DATA SUPPLIED section start

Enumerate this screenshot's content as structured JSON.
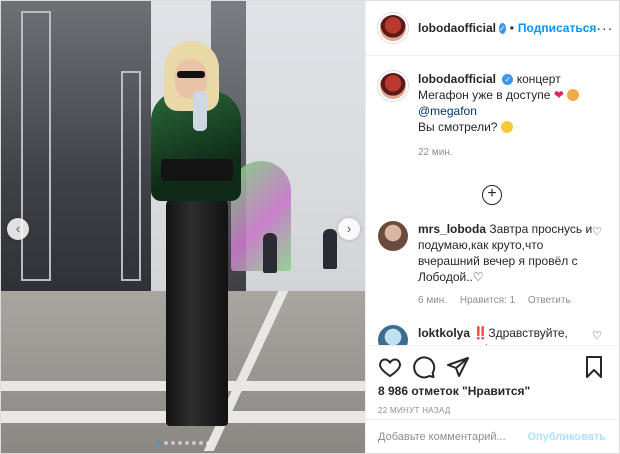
{
  "post": {
    "username": "lobodaofficial",
    "follow_label": "Подписаться",
    "separator": "•",
    "caption_text": "концерт Мегафон уже в доступе",
    "caption_mention": "@megafon",
    "caption_question": "Вы смотрели?",
    "caption_time": "22 мин.",
    "likes": "8 986 отметок \"Нравится\"",
    "post_time": "22 МИНУТ НАЗАД",
    "comment_placeholder": "Добавьте комментарий...",
    "publish_label": "Опубликовать"
  },
  "comments": [
    {
      "username": "mrs_loboda",
      "text": "Завтра проснусь и подумаю,как круто,что вчерашний вечер я провёл с Лободой..♡",
      "time": "6 мин.",
      "likes": "Нравится: 1",
      "reply": "Ответить"
    },
    {
      "username": "loktkolya",
      "text": "‼️Здравствуйте, меня зовут Анастасия, я мама мальчика Коли. У Коли"
    }
  ],
  "carousel": {
    "total": 8,
    "active": 0
  },
  "icons": {
    "heart": "heart-icon",
    "comment": "comment-icon",
    "share": "share-icon",
    "bookmark": "bookmark-icon"
  }
}
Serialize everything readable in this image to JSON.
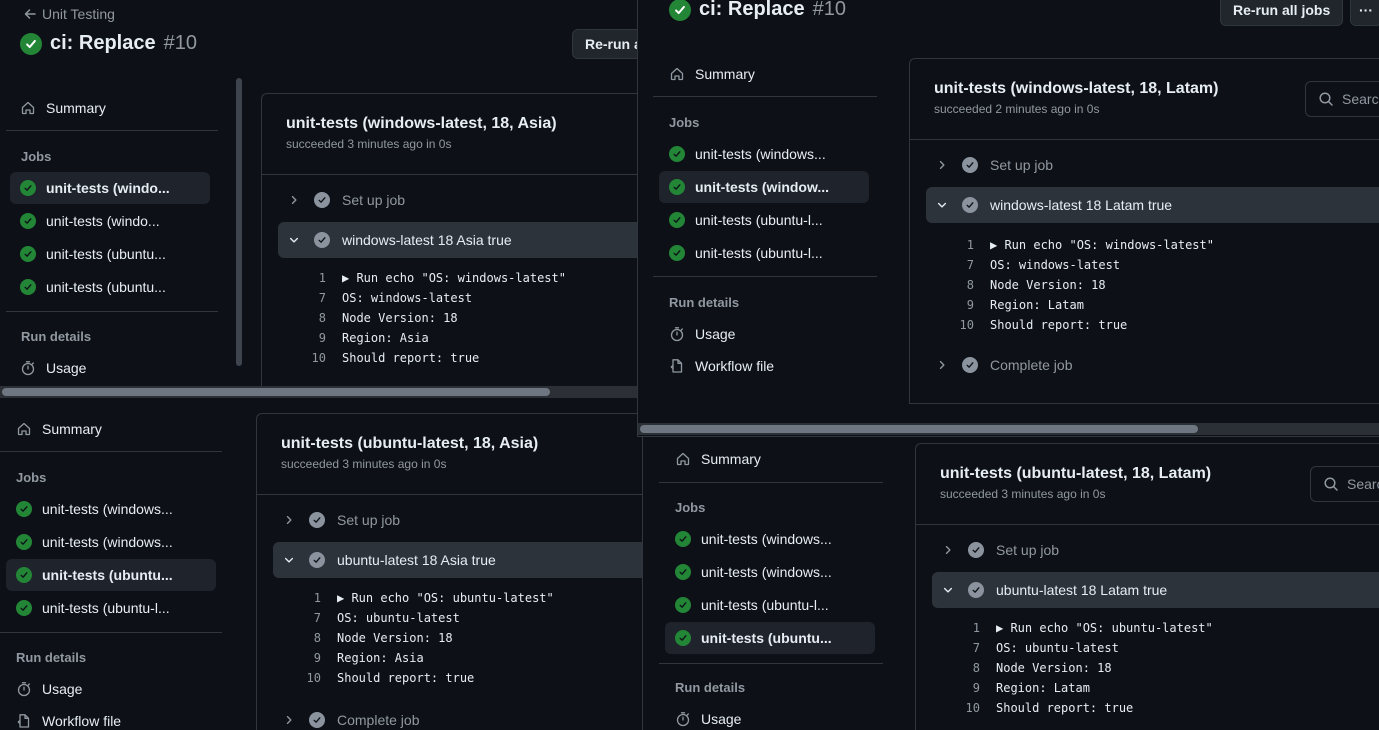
{
  "windows": {
    "a": {
      "back_label": "Unit Testing",
      "title": "ci: Replace",
      "run_number": "#10",
      "rerun_label": "Re-run a",
      "job": {
        "title": "unit-tests (windows-latest, 18, Asia)",
        "subtitle": "succeeded 3 minutes ago in 0s"
      },
      "steps": [
        {
          "label": "Set up job",
          "expanded": false
        },
        {
          "label": "windows-latest 18 Asia true",
          "expanded": true
        }
      ],
      "log": [
        {
          "n": "1",
          "t": "▶ Run echo \"OS: windows-latest\""
        },
        {
          "n": "7",
          "t": "OS: windows-latest"
        },
        {
          "n": "8",
          "t": "Node Version: 18"
        },
        {
          "n": "9",
          "t": "Region: Asia"
        },
        {
          "n": "10",
          "t": "Should report: true"
        }
      ],
      "sidebar": {
        "summary": "Summary",
        "jobs_heading": "Jobs",
        "jobs": [
          "unit-tests (windo...",
          "unit-tests (windo...",
          "unit-tests (ubuntu...",
          "unit-tests (ubuntu..."
        ],
        "run_details_heading": "Run details",
        "usage": "Usage"
      }
    },
    "b": {
      "title": "ci: Replace",
      "run_number": "#10",
      "rerun_label": "Re-run all jobs",
      "more_label": "···",
      "search_placeholder": "Search",
      "job": {
        "title": "unit-tests (windows-latest, 18, Latam)",
        "subtitle": "succeeded 2 minutes ago in 0s"
      },
      "steps": [
        {
          "label": "Set up job",
          "expanded": false
        },
        {
          "label": "windows-latest 18 Latam true",
          "expanded": true
        },
        {
          "label": "Complete job",
          "expanded": false
        }
      ],
      "log": [
        {
          "n": "1",
          "t": "▶ Run echo \"OS: windows-latest\""
        },
        {
          "n": "7",
          "t": "OS: windows-latest"
        },
        {
          "n": "8",
          "t": "Node Version: 18"
        },
        {
          "n": "9",
          "t": "Region: Latam"
        },
        {
          "n": "10",
          "t": "Should report: true"
        }
      ],
      "sidebar": {
        "summary": "Summary",
        "jobs_heading": "Jobs",
        "jobs": [
          "unit-tests (windows...",
          "unit-tests (window...",
          "unit-tests (ubuntu-l...",
          "unit-tests (ubuntu-l..."
        ],
        "run_details_heading": "Run details",
        "usage": "Usage",
        "workflow_file": "Workflow file"
      }
    },
    "c": {
      "job": {
        "title": "unit-tests (ubuntu-latest, 18, Asia)",
        "subtitle": "succeeded 3 minutes ago in 0s"
      },
      "steps": [
        {
          "label": "Set up job",
          "expanded": false
        },
        {
          "label": "ubuntu-latest 18 Asia true",
          "expanded": true
        },
        {
          "label": "Complete job",
          "expanded": false
        }
      ],
      "log": [
        {
          "n": "1",
          "t": "▶ Run echo \"OS: ubuntu-latest\""
        },
        {
          "n": "7",
          "t": "OS: ubuntu-latest"
        },
        {
          "n": "8",
          "t": "Node Version: 18"
        },
        {
          "n": "9",
          "t": "Region: Asia"
        },
        {
          "n": "10",
          "t": "Should report: true"
        }
      ],
      "sidebar": {
        "summary": "Summary",
        "jobs_heading": "Jobs",
        "jobs": [
          "unit-tests (windows...",
          "unit-tests (windows...",
          "unit-tests (ubuntu...",
          "unit-tests (ubuntu-l..."
        ],
        "run_details_heading": "Run details",
        "usage": "Usage",
        "workflow_file": "Workflow file"
      }
    },
    "d": {
      "search_placeholder": "Searc",
      "job": {
        "title": "unit-tests (ubuntu-latest, 18, Latam)",
        "subtitle": "succeeded 3 minutes ago in 0s"
      },
      "steps": [
        {
          "label": "Set up job",
          "expanded": false
        },
        {
          "label": "ubuntu-latest 18 Latam true",
          "expanded": true
        }
      ],
      "log": [
        {
          "n": "1",
          "t": "▶ Run echo \"OS: ubuntu-latest\""
        },
        {
          "n": "7",
          "t": "OS: ubuntu-latest"
        },
        {
          "n": "8",
          "t": "Node Version: 18"
        },
        {
          "n": "9",
          "t": "Region: Latam"
        },
        {
          "n": "10",
          "t": "Should report: true"
        }
      ],
      "sidebar": {
        "summary": "Summary",
        "jobs_heading": "Jobs",
        "jobs": [
          "unit-tests (windows...",
          "unit-tests (windows...",
          "unit-tests (ubuntu-l...",
          "unit-tests (ubuntu..."
        ],
        "run_details_heading": "Run details",
        "usage": "Usage"
      }
    }
  },
  "colors": {
    "success": "#238636",
    "accent": "#2f81f7",
    "background": "#0d1117"
  }
}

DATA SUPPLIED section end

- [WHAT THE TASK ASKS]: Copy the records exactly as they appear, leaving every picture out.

- [EXERCISE ANSWER]:
Enumerate this screenshot's content as structured JSON.
{
  "post": {
    "username": "lobodaofficial",
    "follow_label": "Подписаться",
    "separator": "•",
    "caption_text": "концерт Мегафон уже в доступе",
    "caption_mention": "@megafon",
    "caption_question": "Вы смотрели?",
    "caption_time": "22 мин.",
    "likes": "8 986 отметок \"Нравится\"",
    "post_time": "22 МИНУТ НАЗАД",
    "comment_placeholder": "Добавьте комментарий...",
    "publish_label": "Опубликовать"
  },
  "comments": [
    {
      "username": "mrs_loboda",
      "text": "Завтра проснусь и подумаю,как круто,что вчерашний вечер я провёл с Лободой..♡",
      "time": "6 мин.",
      "likes": "Нравится: 1",
      "reply": "Ответить"
    },
    {
      "username": "loktkolya",
      "text": "‼️Здравствуйте, меня зовут Анастасия, я мама мальчика Коли. У Коли"
    }
  ],
  "carousel": {
    "total": 8,
    "active": 0
  },
  "icons": {
    "heart": "heart-icon",
    "comment": "comment-icon",
    "share": "share-icon",
    "bookmark": "bookmark-icon"
  }
}
Serialize everything readable in this image to JSON.
{
  "windows": {
    "a": {
      "back_label": "Unit Testing",
      "title": "ci: Replace",
      "run_number": "#10",
      "rerun_label": "Re-run a",
      "job": {
        "title": "unit-tests (windows-latest, 18, Asia)",
        "subtitle": "succeeded 3 minutes ago in 0s"
      },
      "steps": [
        {
          "label": "Set up job",
          "expanded": false
        },
        {
          "label": "windows-latest 18 Asia true",
          "expanded": true
        }
      ],
      "log": [
        {
          "n": "1",
          "t": "▶ Run echo \"OS: windows-latest\""
        },
        {
          "n": "7",
          "t": "OS: windows-latest"
        },
        {
          "n": "8",
          "t": "Node Version: 18"
        },
        {
          "n": "9",
          "t": "Region: Asia"
        },
        {
          "n": "10",
          "t": "Should report: true"
        }
      ],
      "sidebar": {
        "summary": "Summary",
        "jobs_heading": "Jobs",
        "jobs": [
          "unit-tests (windo...",
          "unit-tests (windo...",
          "unit-tests (ubuntu...",
          "unit-tests (ubuntu..."
        ],
        "run_details_heading": "Run details",
        "usage": "Usage"
      }
    },
    "b": {
      "title": "ci: Replace",
      "run_number": "#10",
      "rerun_label": "Re-run all jobs",
      "more_label": "···",
      "search_placeholder": "Search",
      "job": {
        "title": "unit-tests (windows-latest, 18, Latam)",
        "subtitle": "succeeded 2 minutes ago in 0s"
      },
      "steps": [
        {
          "label": "Set up job",
          "expanded": false
        },
        {
          "label": "windows-latest 18 Latam true",
          "expanded": true
        },
        {
          "label": "Complete job",
          "expanded": false
        }
      ],
      "log": [
        {
          "n": "1",
          "t": "▶ Run echo \"OS: windows-latest\""
        },
        {
          "n": "7",
          "t": "OS: windows-latest"
        },
        {
          "n": "8",
          "t": "Node Version: 18"
        },
        {
          "n": "9",
          "t": "Region: Latam"
        },
        {
          "n": "10",
          "t": "Should report: true"
        }
      ],
      "sidebar": {
        "summary": "Summary",
        "jobs_heading": "Jobs",
        "jobs": [
          "unit-tests (windows...",
          "unit-tests (window...",
          "unit-tests (ubuntu-l...",
          "unit-tests (ubuntu-l..."
        ],
        "run_details_heading": "Run details",
        "usage": "Usage",
        "workflow_file": "Workflow file"
      }
    },
    "c": {
      "job": {
        "title": "unit-tests (ubuntu-latest, 18, Asia)",
        "subtitle": "succeeded 3 minutes ago in 0s"
      },
      "steps": [
        {
          "label": "Set up job",
          "expanded": false
        },
        {
          "label": "ubuntu-latest 18 Asia true",
          "expanded": true
        },
        {
          "label": "Complete job",
          "expanded": false
        }
      ],
      "log": [
        {
          "n": "1",
          "t": "▶ Run echo \"OS: ubuntu-latest\""
        },
        {
          "n": "7",
          "t": "OS: ubuntu-latest"
        },
        {
          "n": "8",
          "t": "Node Version: 18"
        },
        {
          "n": "9",
          "t": "Region: Asia"
        },
        {
          "n": "10",
          "t": "Should report: true"
        }
      ],
      "sidebar": {
        "summary": "Summary",
        "jobs_heading": "Jobs",
        "jobs": [
          "unit-tests (windows...",
          "unit-tests (windows...",
          "unit-tests (ubuntu...",
          "unit-tests (ubuntu-l..."
        ],
        "run_details_heading": "Run details",
        "usage": "Usage",
        "workflow_file": "Workflow file"
      }
    },
    "d": {
      "search_placeholder": "Searc",
      "job": {
        "title": "unit-tests (ubuntu-latest, 18, Latam)",
        "subtitle": "succeeded 3 minutes ago in 0s"
      },
      "steps": [
        {
          "label": "Set up job",
          "expanded": false
        },
        {
          "label": "ubuntu-latest 18 Latam true",
          "expanded": true
        }
      ],
      "log": [
        {
          "n": "1",
          "t": "▶ Run echo \"OS: ubuntu-latest\""
        },
        {
          "n": "7",
          "t": "OS: ubuntu-latest"
        },
        {
          "n": "8",
          "t": "Node Version: 18"
        },
        {
          "n": "9",
          "t": "Region: Latam"
        },
        {
          "n": "10",
          "t": "Should report: true"
        }
      ],
      "sidebar": {
        "summary": "Summary",
        "jobs_heading": "Jobs",
        "jobs": [
          "unit-tests (windows...",
          "unit-tests (windows...",
          "unit-tests (ubuntu-l...",
          "unit-tests (ubuntu..."
        ],
        "run_details_heading": "Run details",
        "usage": "Usage"
      }
    }
  },
  "colors": {
    "success": "#238636",
    "accent": "#2f81f7",
    "background": "#0d1117"
  }
}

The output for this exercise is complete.